One day I’ll finally know my soul. One day I’ll come to you. To say hello… Vietnam. To say xin chao… Vietnam. Exercise 4: J: John D: Diane Greenbaum

J: Good morning, good morning, everyone, and welcome to our regular lecture on health issues. This series of lecture is organized by the Student‘ s Union and is part of the union‘ s attempt to help you, the students of this university, to stay healthy while coping with study and social life at the same time. So it’s great pleasure for me to welcome back Ms Diane Greenbaums who is a professional dietician and who has been kind enough to give up her time, in what I know is a very hectic schedule, to come along and talk to us today. D: Thank you. Thank you very much, John. May I say it’s a pleasure to be back?

Now, stresses at university, being away from home and having to look after yourself, learning your way around the campus all contribute to making it quite hard sometimes to ensure that your diet is adequate. So today I’m going to talk about ways of making sure that you eat well while at the same time staying within your budget. If you have a well balances diet, then you should be getting all the vitamins that you need for normal daily living. However, sometimes we think we’re eating the right foods but the vitamins are escaping, perhaps as a result of cooking and anyway we’re not getting the full benefit of them.

Now, if you lack vitamins in any way, the solution isn’t to rush off and take vitamins pills, though they can sometimes help. No, it’s far better to look at your diet and how you prepare your food. So what are vitamins? Well, the dictionary tells us they are “ food factors essential in small quantities to maintain life”. Now, there are fat soluble vitamins which can be stores for quite some time by the body and there are so a regular daily intake of these ones is needed. Ok, so how can you ensure that your diet contains enough of the vitamins you need?

Well, first of all, you may have to establish some new eating habits! No more chips at the uni canteen, I’m afraid! Now, firstly, you must eat a variety of foods. Then you need to ensure that you eat at least four servings of fruit and vegetables daily. Now you’ll need to shop two or three times a week to make sure that they’re fresh, and store your vegetables in the fridge or in a cool, dark place. Now let’s just refresh our memories by looking at the Healthy Diet Pyramid. Ok, can you all see that? Good. Well, now, as you see, we’ve got three levels to our pyramid.

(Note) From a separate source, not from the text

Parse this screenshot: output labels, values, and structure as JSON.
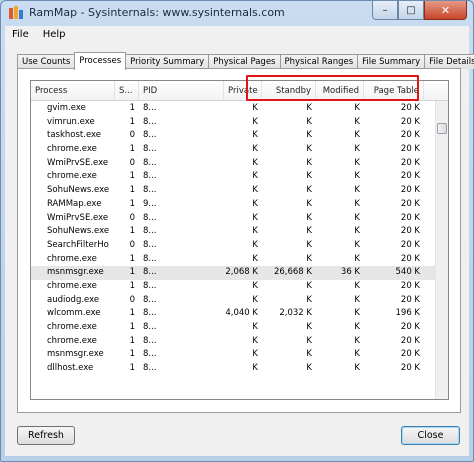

At the top in the smallest area are the things which we should really be trying to avoid as much as possible. Things like… yes, sugar, butter… all that sort of thing. Next, on the middle of our pyramid we find the things that we can eat in moderation. Not too much though! And that’s where we find milk, lean meat, fish, nuts, eggs. And then at the bottom of the pyramid are the things that you can eat lots of! Because they’re the things that are really good for you, and here we have bread, vegetables and fruit. So don’t lose sight of your healthy diet pyramid when you do your shopping.